§ WORK TASK
In the records below, which lines include "лівчик"? Copy them.

§ TASK INPUTS
== Segment start ==
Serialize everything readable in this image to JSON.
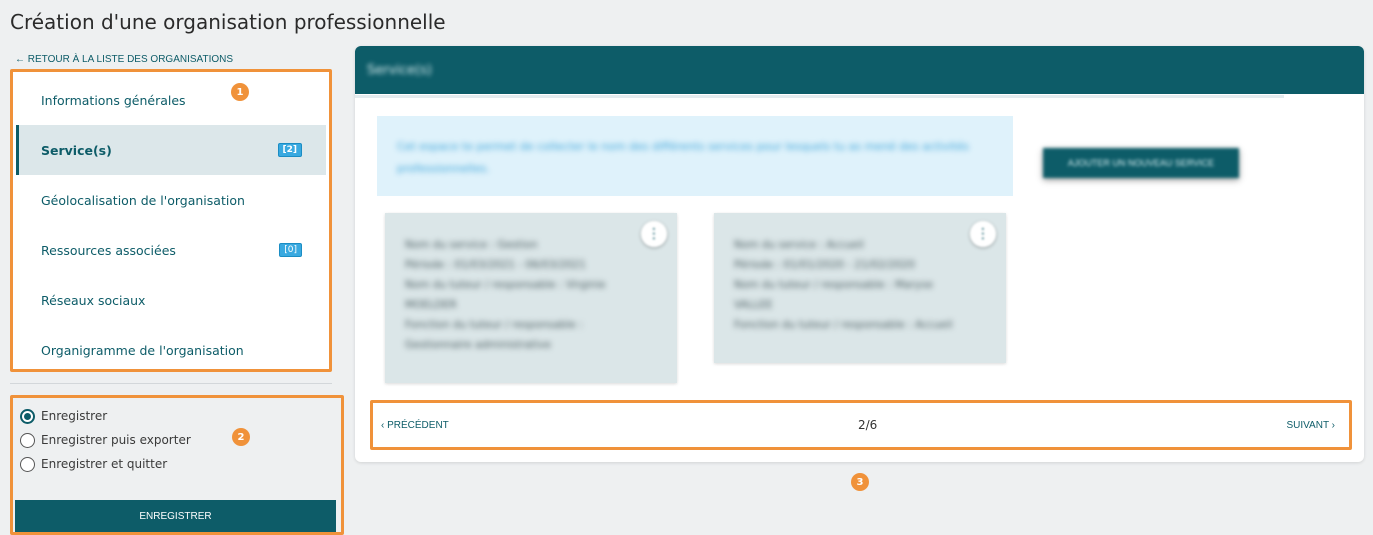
{
  "page": {
    "title": "Création d'une organisation professionnelle",
    "back_link": "← RETOUR À LA LISTE DES ORGANISATIONS"
  },
  "sidebar": {
    "items": [
      {
        "label": "Informations générales",
        "badge": null,
        "active": false
      },
      {
        "label": "Service(s)",
        "badge": "[2]",
        "active": true
      },
      {
        "label": "Géolocalisation de l'organisation",
        "badge": null,
        "active": false
      },
      {
        "label": "Ressources associées",
        "badge": "[0]",
        "active": false
      },
      {
        "label": "Réseaux sociaux",
        "badge": null,
        "active": false
      },
      {
        "label": "Organigramme de l'organisation",
        "badge": null,
        "active": false
      }
    ]
  },
  "save_options": {
    "options": [
      {
        "label": "Enregistrer",
        "checked": true
      },
      {
        "label": "Enregistrer puis exporter",
        "checked": false
      },
      {
        "label": "Enregistrer et quitter",
        "checked": false
      }
    ],
    "button_label": "ENREGISTRER"
  },
  "markers": [
    "1",
    "2",
    "3"
  ],
  "panel": {
    "header_title": "Service(s)",
    "info_text": "Cet espace te permet de collecter le nom des différents services pour lesquels tu as mené des activités professionnelles.",
    "add_button": "AJOUTER UN NOUVEAU SERVICE",
    "cards": [
      {
        "lines": [
          "Nom du service : Gestion",
          "Période : 01/03/2021 - 06/03/2021",
          "Nom du tuteur / responsable : Virginie",
          "MOELDER",
          "Fonction du tuteur / responsable :",
          "Gestionnaire administrative"
        ]
      },
      {
        "lines": [
          "Nom du service : Accueil",
          "Période : 01/01/2020 - 21/02/2020",
          "Nom du tuteur / responsable : Maryse",
          "VALLEE",
          "Fonction du tuteur / responsable : Accueil"
        ]
      }
    ]
  },
  "pager": {
    "prev": "‹ PRÉCÉDENT",
    "count": "2/6",
    "next": "SUIVANT ›"
  },
  "colors": {
    "accent": "#0d5c68",
    "highlight_outline": "#f0923a",
    "badge": "#39a9e0",
    "info_bg": "#dff2fb"
  }
}
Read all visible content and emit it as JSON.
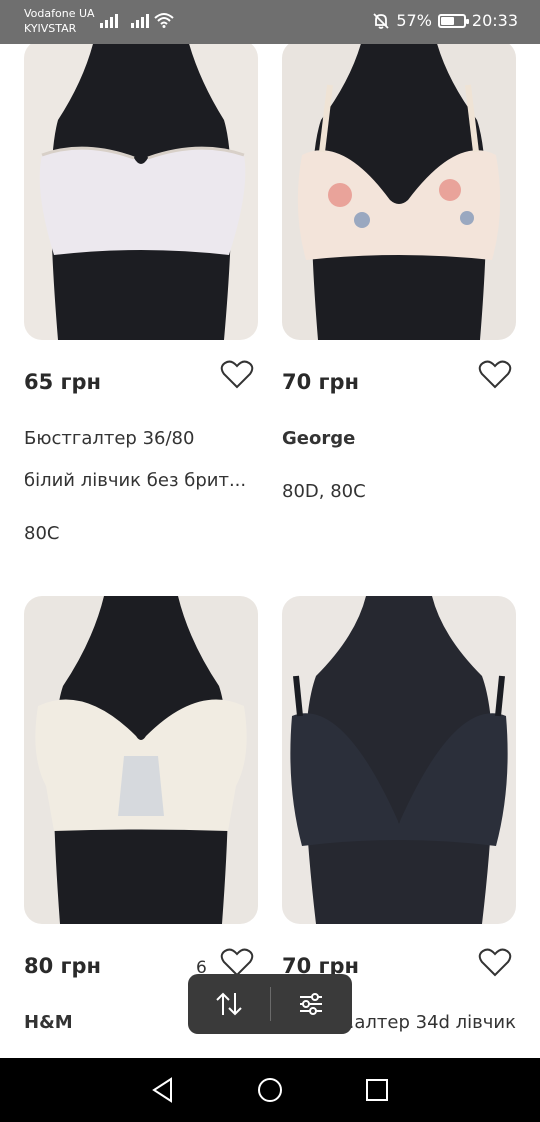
{
  "status_bar": {
    "carrier_1": "Vodafone UA",
    "carrier_2": "KYIVSTAR",
    "battery_percent": "57%",
    "battery_level": 0.57,
    "time": "20:33"
  },
  "listings": [
    {
      "price": "65 грн",
      "title_line_1": "Бюстгалтер 36/80",
      "title_line_2": "білий лівчик без брит...",
      "size": "80C",
      "bra_color": "#ece8ee"
    },
    {
      "price": "70 грн",
      "title_line_1": "George",
      "title_line_2": "",
      "size": "80D, 80C",
      "bra_color": "#f3e4da"
    },
    {
      "price": "80 грн",
      "price_extra": "6",
      "title_line_1": "H&M",
      "bra_color": "#f1ece2"
    },
    {
      "price": "70 грн",
      "title_line_1": "...алтер 34d лівчик",
      "bra_color": "#2b2f3a"
    }
  ],
  "icons": {
    "favorite": "heart-outline-icon",
    "sort": "sort-arrows-icon",
    "filter": "filter-sliders-icon",
    "back": "nav-back-icon",
    "home": "nav-home-icon",
    "recents": "nav-recents-icon"
  },
  "colors": {
    "status_bar_bg": "#6f6f6f",
    "pill_bg": "#3a3a3a",
    "nav_bg": "#000000"
  }
}
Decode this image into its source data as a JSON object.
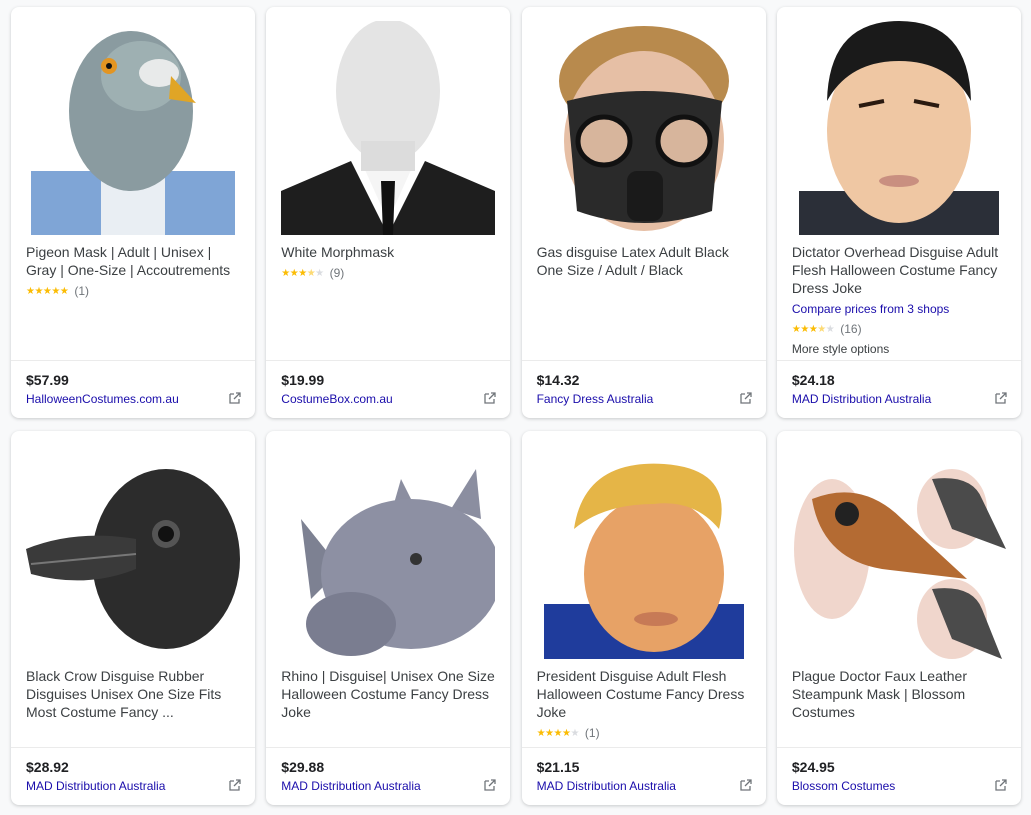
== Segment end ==
§ EXPECTED ANSWER
      "title_line_2": "білий лівчик без брит...",
      "title_line_1": "...алтер 34d лівчик",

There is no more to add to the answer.